Segment Start: Records shown
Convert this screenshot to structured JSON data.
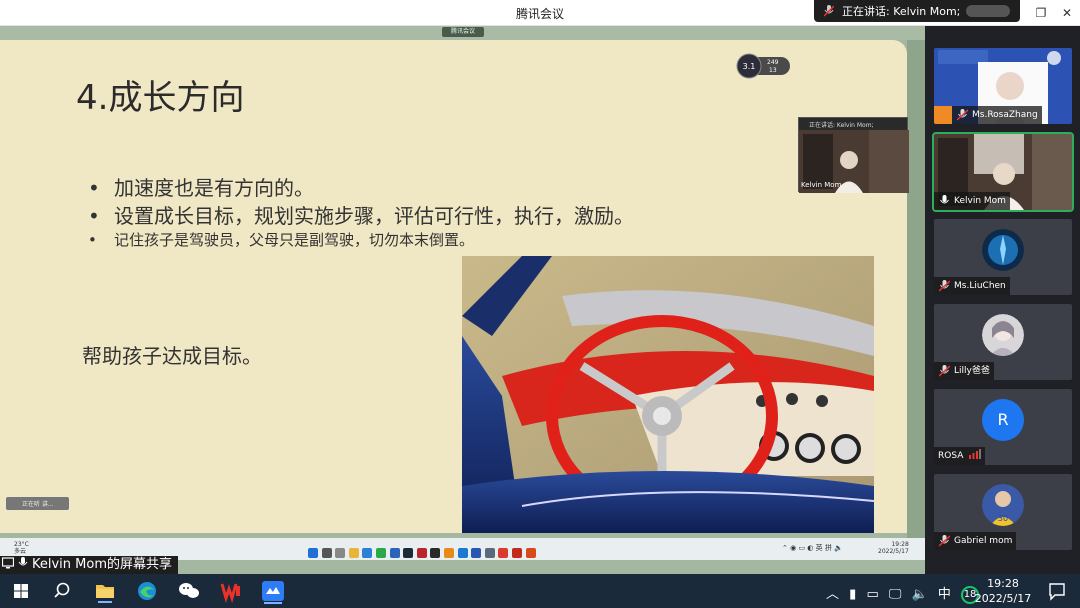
{
  "window": {
    "title": "腾讯会议"
  },
  "speaking": {
    "text": "正在讲话: Kelvin Mom;"
  },
  "share": {
    "top_tag": "腾讯会议",
    "label": "Kelvin Mom的屏幕共享"
  },
  "slide": {
    "title": "4.成长方向",
    "bullets": [
      "加速度也是有方向的。",
      "设置成长目标，规划实施步骤，评估可行性，执行，激励。",
      "记住孩子是驾驶员，父母只是副驾驶，切勿本末倒置。"
    ],
    "help_text": "帮助孩子达成目标。",
    "badge": {
      "a": "249",
      "b": "13"
    }
  },
  "mini_video": {
    "header": "正在讲话: Kelvin Mom;",
    "label": "Kelvin Mom"
  },
  "inner_taskbar": {
    "weather_temp": "23°C",
    "weather_desc": "多云",
    "tray_ime1": "英",
    "tray_ime2": "拼",
    "time": "19:28",
    "date": "2022/5/17",
    "chip_text": "正在听 讲..."
  },
  "participants": [
    {
      "name": "Ms.RosaZhang",
      "mic": "muted"
    },
    {
      "name": "Kelvin Mom",
      "mic": "on"
    },
    {
      "name": "Ms.LiuChen",
      "mic": "muted"
    },
    {
      "name": "Lilly爸爸",
      "mic": "muted"
    },
    {
      "name": "ROSA",
      "mic": "none",
      "initial": "R"
    },
    {
      "name": "Gabriel mom",
      "mic": "muted"
    }
  ],
  "taskbar": {
    "ime": "中",
    "notification_count": "18",
    "time": "19:28",
    "date": "2022/5/17"
  },
  "colors": {
    "slide_bg": "#f0e7c5",
    "active_speaker": "#2fae5a",
    "avatar_blue": "#1e77f0",
    "taskbar_bg": "#1b2a3a"
  }
}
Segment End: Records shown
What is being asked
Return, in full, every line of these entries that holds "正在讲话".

Your response
    "text": "正在讲话: Kelvin Mom;"
    "header": "正在讲话: Kelvin Mom;",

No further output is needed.